Frustrated shooters drive to public lands hours from home. There, they plink at often trashed informal sites - at odds with hikers, residents and, sometimes, the USDA Forest Service.
The scarcity of clean, safe shooting facilities is dire from Fort Collins to Pueblo. But state and federal agencies and conservation groups whose representatives met Tuesday promised to cooperate in a cure.
"We simply need better options than stopping along the road on federal land," said Kent Ingram, the Colorado Wildlife Federation's board president.
Ingram was the first to sign a memorandum of understanding that calls for the agencies and groups to work together to provide those better options.
They promised more good shooting ranges.
Agencies key to the agreement include the Colorado Division of Wildlife, the Forest Service, U.S. Fish and Wildlife Service, Colorado State Parks and the U.S. Bureau of Land Management.
Conservation and shooting groups signing on included Ducks Unlimited, the Rocky Mountain Elk Foundation, Mule Deer Foundation, National Wild Turkey Federation in Colorado, the Rocky Mountain Bighorn Society, Colorado Bowhunters Association and Colorado State 4H Shooting Sports Program.
Conspicuously absent were representatives from the National Rifle Association and Colorado Shooting Sports Association, which have been at odds with federal and state agencies over proposed motorized trail travel restrictions and sporting license fee increases.
The signing ceremony, held at the wildlife division's Hunter Education Building, was replete with back-patting, handshakes and mercifully brief speeches.
But the question most participants wanted answered was: "When does something get done?"
There already has been progress. The first new range is planned for Colorado Springs, beginning in September. A range at the Rocky Mountain Arsenal is another possibility.
Special projects manager Jim Goodyear said the division has retained nationally renowned shooting range designer Clark Vargas, of Jacksonville, Fla., to find sites and determine the needs of various ranges. Vargas, an expert in designing ranges with low noise impact, will meet with the division Friday to recommend some acreage.
Most of the new shooting ranges would be located along the populous Front Range, from Fort Collins to Colorado Springs.
Goodyear said some might be on state or federal land, or on private land purchased for the purpose. "Of course, the Forest Service is the key player," he said.
Bob Leaverton, supervisor of the Pike-San Isabel National Forest and Cimarron and Comanche National grasslands, agreed: "Certainly we don't have development money, but what we do have is land. We need to be at the table for two reasons. Right now we're accommodating probably 80 percent of (shooting opportunity) along the Front Range. Secondly, recreational shooting is an appropriate activity in the national forest."
Steve Schreiner, president of the Firearms Coalition of Colorado, said it is time for more shooting ranges on the Front Range. He said he hopes Tuesday's meeting results in three types of ranges.
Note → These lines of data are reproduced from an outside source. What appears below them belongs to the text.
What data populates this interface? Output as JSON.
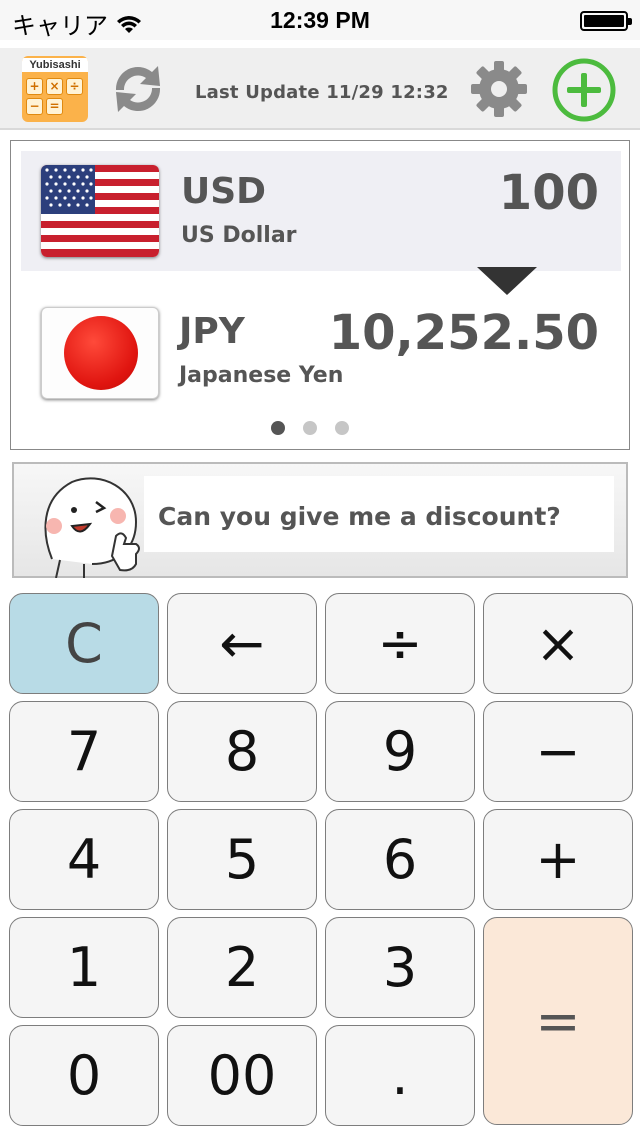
{
  "status_bar": {
    "carrier": "キャリア",
    "time": "12:39 PM"
  },
  "toolbar": {
    "app_logo_text": "Yubisashi",
    "logo_keys": [
      "+",
      "×",
      "÷",
      "−",
      "=",
      ""
    ],
    "last_update": "Last Update 11/29 12:32",
    "icons": [
      "sync-icon",
      "gear-icon",
      "plus-circle-icon"
    ],
    "accent_green": "#4cbb3e"
  },
  "converter": {
    "from": {
      "code": "USD",
      "name": "US Dollar",
      "amount": "100",
      "flag": "us-flag-icon"
    },
    "to": {
      "code": "JPY",
      "name": "Japanese Yen",
      "amount": "10,252.50",
      "flag": "jp-flag-icon"
    },
    "page_count": 3,
    "active_page": 0
  },
  "phrase": {
    "text": "Can you give me a discount?"
  },
  "keypad": {
    "clear": "C",
    "backspace": "←",
    "divide": "÷",
    "multiply": "×",
    "seven": "7",
    "eight": "8",
    "nine": "9",
    "minus": "−",
    "four": "4",
    "five": "5",
    "six": "6",
    "plus": "+",
    "one": "1",
    "two": "2",
    "three": "3",
    "equals": "=",
    "zero": "0",
    "double_zero": "00",
    "decimal": ".",
    "colors": {
      "clear_bg": "#b8dbe6",
      "equals_bg": "#fbe8d8",
      "key_bg": "#f5f5f5"
    }
  }
}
"I want to see informal, unsupervised ranges where people pick up after themselves.
"Then you should have some intermediate ranges with county services, like trash pickup. Then some mega-ranges in the bigger population areas."